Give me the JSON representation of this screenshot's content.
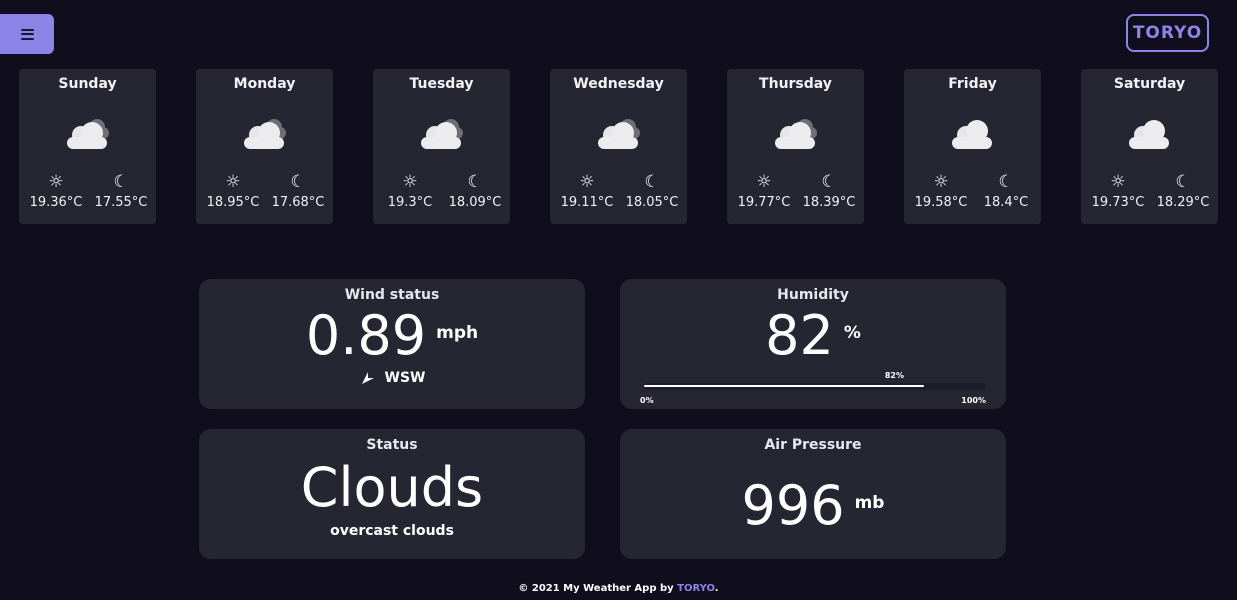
{
  "header": {
    "menu_icon": "hamburger-menu-icon",
    "logo_text": "TORYO"
  },
  "forecast": [
    {
      "day": "Sunday",
      "icon": "cloudy-icon",
      "min": "19.36°C",
      "max": "17.55°C"
    },
    {
      "day": "Monday",
      "icon": "cloudy-icon",
      "min": "18.95°C",
      "max": "17.68°C"
    },
    {
      "day": "Tuesday",
      "icon": "cloudy-icon",
      "min": "19.3°C",
      "max": "18.09°C"
    },
    {
      "day": "Wednesday",
      "icon": "cloudy-icon",
      "min": "19.11°C",
      "max": "18.05°C"
    },
    {
      "day": "Thursday",
      "icon": "cloudy-icon",
      "min": "19.77°C",
      "max": "18.39°C"
    },
    {
      "day": "Friday",
      "icon": "cloud-icon",
      "min": "19.58°C",
      "max": "18.4°C"
    },
    {
      "day": "Saturday",
      "icon": "cloud-icon",
      "min": "19.73°C",
      "max": "18.29°C"
    }
  ],
  "highlights": {
    "wind": {
      "title": "Wind status",
      "value": "0.89",
      "unit": "mph",
      "direction": "WSW"
    },
    "humidity": {
      "title": "Humidity",
      "value": "82",
      "unit": "%",
      "bar_label": "82%",
      "bar_percent": 82,
      "bar_min": "0%",
      "bar_max": "100%"
    },
    "status": {
      "title": "Status",
      "value": "Clouds",
      "description": "overcast clouds"
    },
    "pressure": {
      "title": "Air Pressure",
      "value": "996",
      "unit": "mb"
    }
  },
  "footer": {
    "text": "© 2021 My Weather App by ",
    "brand": "TORYO",
    "end": "."
  },
  "colors": {
    "background": "#100e1d",
    "card": "#262633",
    "accent": "#8d84e8"
  }
}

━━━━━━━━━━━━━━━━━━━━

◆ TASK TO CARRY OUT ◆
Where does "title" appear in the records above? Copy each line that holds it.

◆ TASK ANSWER ◆
      "title": "Wind status",
      "title": "Humidity",
      "title": "Status",
      "title": "Air Pressure",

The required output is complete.